faster work. I still had to hunt for a 11/16ths inch router
bit. I learned wood working from my pop and old school at
that but he showed me tricks I use to this day.

I like working in wood and metal too. There is a satisfaction
in seeing a finished object that has tangible substance.

Keep building!


Roberta X said...


The weight of plywood and the awkwardness of working with it are why I mostly use dimensional lumber.

The exception to that is floor of the office here. I found out it was heavily water-damaged under carpet after I'd bought the house. I replaced it with 3/4" oak-veneer plywood, as near to full sheets as I could manage, with 3/4" lap joints. It's holding up all right, though it got some chair wear before I bought proper mats for the chairs.
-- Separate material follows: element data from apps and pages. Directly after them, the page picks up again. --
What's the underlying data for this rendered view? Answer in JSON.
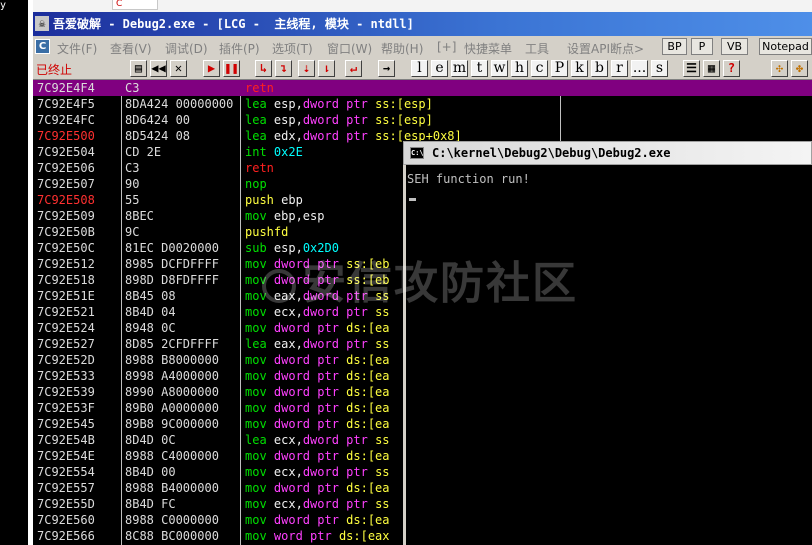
{
  "background": {
    "tab_label": "C",
    "left_glyph": "y"
  },
  "window": {
    "title": "吾爱破解 - Debug2.exe - [LCG -  主线程, 模块 - ntdll]",
    "icon_letter": "C"
  },
  "menu": {
    "items": [
      "文件(F)",
      "查看(V)",
      "调试(D)",
      "插件(P)",
      "选项(T)",
      "窗口(W)",
      "帮助(H)",
      "[+]",
      "快捷菜单",
      "工具",
      "设置API断点>"
    ],
    "right_buttons": [
      "BP",
      "P",
      "VB",
      "Notepad"
    ]
  },
  "toolbar": {
    "status": "已终止",
    "letters": [
      "l",
      "e",
      "m",
      "t",
      "w",
      "h",
      "c",
      "P",
      "k",
      "b",
      "r",
      "...",
      "s"
    ]
  },
  "cpu": {
    "rows": [
      {
        "addr": "7C92E4F4",
        "hex": "C3",
        "segs": [
          [
            "retn",
            "red"
          ]
        ],
        "selected": true
      },
      {
        "addr": "7C92E4F5",
        "hex": "8DA424 00000000",
        "segs": [
          [
            "lea ",
            "green"
          ],
          [
            "esp,",
            "white"
          ],
          [
            "dword ptr ",
            "magenta"
          ],
          [
            "ss:[esp]",
            "yellow"
          ]
        ]
      },
      {
        "addr": "7C92E4FC",
        "hex": "8D6424 00",
        "segs": [
          [
            "lea ",
            "green"
          ],
          [
            "esp,",
            "white"
          ],
          [
            "dword ptr ",
            "magenta"
          ],
          [
            "ss:[esp]",
            "yellow"
          ]
        ]
      },
      {
        "addr": "7C92E500",
        "hex": "8D5424 08",
        "segs": [
          [
            "lea ",
            "green"
          ],
          [
            "edx,",
            "white"
          ],
          [
            "dword ptr ",
            "magenta"
          ],
          [
            "ss:[esp+0x8]",
            "yellow"
          ]
        ],
        "red_addr": true
      },
      {
        "addr": "7C92E504",
        "hex": "CD 2E",
        "segs": [
          [
            "int ",
            "green"
          ],
          [
            "0x2E",
            "cyan"
          ]
        ]
      },
      {
        "addr": "7C92E506",
        "hex": "C3",
        "segs": [
          [
            "retn",
            "red"
          ]
        ]
      },
      {
        "addr": "7C92E507",
        "hex": "90",
        "segs": [
          [
            "nop",
            "green"
          ]
        ]
      },
      {
        "addr": "7C92E508",
        "hex": "55",
        "segs": [
          [
            "push ",
            "yellow"
          ],
          [
            "ebp",
            "white"
          ]
        ],
        "red_addr": true
      },
      {
        "addr": "7C92E509",
        "hex": "8BEC",
        "segs": [
          [
            "mov ",
            "green"
          ],
          [
            "ebp,esp",
            "white"
          ]
        ]
      },
      {
        "addr": "7C92E50B",
        "hex": "9C",
        "segs": [
          [
            "pushfd",
            "yellow"
          ]
        ]
      },
      {
        "addr": "7C92E50C",
        "hex": "81EC D0020000",
        "segs": [
          [
            "sub ",
            "green"
          ],
          [
            "esp,",
            "white"
          ],
          [
            "0x2D0",
            "cyan"
          ]
        ]
      },
      {
        "addr": "7C92E512",
        "hex": "8985 DCFDFFFF",
        "segs": [
          [
            "mov ",
            "green"
          ],
          [
            "dword ptr ",
            "magenta"
          ],
          [
            "ss:[eb",
            "yellow"
          ]
        ]
      },
      {
        "addr": "7C92E518",
        "hex": "898D D8FDFFFF",
        "segs": [
          [
            "mov ",
            "green"
          ],
          [
            "dword ptr ",
            "magenta"
          ],
          [
            "ss:[eb",
            "yellow"
          ]
        ]
      },
      {
        "addr": "7C92E51E",
        "hex": "8B45 08",
        "segs": [
          [
            "mov ",
            "green"
          ],
          [
            "eax,",
            "white"
          ],
          [
            "dword ptr ",
            "magenta"
          ],
          [
            "ss",
            "yellow"
          ]
        ]
      },
      {
        "addr": "7C92E521",
        "hex": "8B4D 04",
        "segs": [
          [
            "mov ",
            "green"
          ],
          [
            "ecx,",
            "white"
          ],
          [
            "dword ptr ",
            "magenta"
          ],
          [
            "ss",
            "yellow"
          ]
        ]
      },
      {
        "addr": "7C92E524",
        "hex": "8948 0C",
        "segs": [
          [
            "mov ",
            "green"
          ],
          [
            "dword ptr ",
            "magenta"
          ],
          [
            "ds:[ea",
            "yellow"
          ]
        ]
      },
      {
        "addr": "7C92E527",
        "hex": "8D85 2CFDFFFF",
        "segs": [
          [
            "lea ",
            "green"
          ],
          [
            "eax,",
            "white"
          ],
          [
            "dword ptr ",
            "magenta"
          ],
          [
            "ss",
            "yellow"
          ]
        ]
      },
      {
        "addr": "7C92E52D",
        "hex": "8988 B8000000",
        "segs": [
          [
            "mov ",
            "green"
          ],
          [
            "dword ptr ",
            "magenta"
          ],
          [
            "ds:[ea",
            "yellow"
          ]
        ]
      },
      {
        "addr": "7C92E533",
        "hex": "8998 A4000000",
        "segs": [
          [
            "mov ",
            "green"
          ],
          [
            "dword ptr ",
            "magenta"
          ],
          [
            "ds:[ea",
            "yellow"
          ]
        ]
      },
      {
        "addr": "7C92E539",
        "hex": "8990 A8000000",
        "segs": [
          [
            "mov ",
            "green"
          ],
          [
            "dword ptr ",
            "magenta"
          ],
          [
            "ds:[ea",
            "yellow"
          ]
        ]
      },
      {
        "addr": "7C92E53F",
        "hex": "89B0 A0000000",
        "segs": [
          [
            "mov ",
            "green"
          ],
          [
            "dword ptr ",
            "magenta"
          ],
          [
            "ds:[ea",
            "yellow"
          ]
        ]
      },
      {
        "addr": "7C92E545",
        "hex": "89B8 9C000000",
        "segs": [
          [
            "mov ",
            "green"
          ],
          [
            "dword ptr ",
            "magenta"
          ],
          [
            "ds:[ea",
            "yellow"
          ]
        ]
      },
      {
        "addr": "7C92E54B",
        "hex": "8D4D 0C",
        "segs": [
          [
            "lea ",
            "green"
          ],
          [
            "ecx,",
            "white"
          ],
          [
            "dword ptr ",
            "magenta"
          ],
          [
            "ss",
            "yellow"
          ]
        ]
      },
      {
        "addr": "7C92E54E",
        "hex": "8988 C4000000",
        "segs": [
          [
            "mov ",
            "green"
          ],
          [
            "dword ptr ",
            "magenta"
          ],
          [
            "ds:[ea",
            "yellow"
          ]
        ]
      },
      {
        "addr": "7C92E554",
        "hex": "8B4D 00",
        "segs": [
          [
            "mov ",
            "green"
          ],
          [
            "ecx,",
            "white"
          ],
          [
            "dword ptr ",
            "magenta"
          ],
          [
            "ss",
            "yellow"
          ]
        ]
      },
      {
        "addr": "7C92E557",
        "hex": "8988 B4000000",
        "segs": [
          [
            "mov ",
            "green"
          ],
          [
            "dword ptr ",
            "magenta"
          ],
          [
            "ds:[ea",
            "yellow"
          ]
        ]
      },
      {
        "addr": "7C92E55D",
        "hex": "8B4D FC",
        "segs": [
          [
            "mov ",
            "green"
          ],
          [
            "ecx,",
            "white"
          ],
          [
            "dword ptr ",
            "magenta"
          ],
          [
            "ss",
            "yellow"
          ]
        ]
      },
      {
        "addr": "7C92E560",
        "hex": "8988 C0000000",
        "segs": [
          [
            "mov ",
            "green"
          ],
          [
            "dword ptr ",
            "magenta"
          ],
          [
            "ds:[ea",
            "yellow"
          ]
        ]
      },
      {
        "addr": "7C92E566",
        "hex": "8C88 BC000000",
        "segs": [
          [
            "mov ",
            "green"
          ],
          [
            "word ptr ",
            "magenta"
          ],
          [
            "ds:[eax",
            "yellow"
          ]
        ]
      }
    ]
  },
  "console": {
    "title": "C:\\kernel\\Debug2\\Debug\\Debug2.exe",
    "icon_text": "C:\\",
    "output": "SEH function run!"
  },
  "watermark": "安信攻防社区",
  "colors": {
    "selected_row": "#800080",
    "titlebar": "#1c2e9c",
    "address_red": "#ff3030"
  }
}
Did that while I was moving in, so I had a rented van to carry the plywood.

I used MDF for the very first set of bookshelves I built -- MDF shelves with a 2x4 under each one. The vertical supports were each a pair of 2x4s that sandwiched the the ones under the shelves. I cut the shelves from a 4x8 sheet of MDF using a handheld jigsaw and pencil guidlines. They were...wavy.

John in Philly said...

As you said, using a router and guides to cut dadoes gave us far better results than the dado blade and tablesaw ever gave us.

Nice work.

Eck! said...

Prefer dimensional as well and in more interesting woods too.
The yabut was 18 inch wide is hard to come up with on anything
short of unlimited budget. So ply and veneer plys are the usual.

For standard depth shelves then its dimensional as books aren't
as deep as old school computers and displays. I did that at one
end of the room as I needed access for the technical library.
10ft wide by 4ft high surrounding a window wall hung. I was
able to use 1x10 #1 pine for that.

I like how you did offset shelves and maintained structure.

If I had my way a planer and joiner doing glue up of planks
would be interesting to do again. Then again I'd need a
workshop with space for all that.

Tricks used was a long cut system where a 8ft straight edge
is clamped to the work and the skill saw runs along that for
a straight cut. Same for saber saw. Two tables to support
the work is needed. You do that to work with 4x8 foot
pieces. I use that for play and MDF. Table saw is handy
but for really wide work a pain. For ripping strips for
edging and the like its the bomb. I also make up a frame
that supports a skillsaw as a moving guided cutter and the
frame to keep the work square like a cutoff saw save for
it was built to take 20" side pieces. All built up of ply
and 1x3. Its gadgets like that that takes a little time
to make them it simplifies all the later square cuts to
marking a spot, slide it in and run the saw. For shelves
using 1" a stack of four can be done with that (least
with a larger saw.).

Keep building!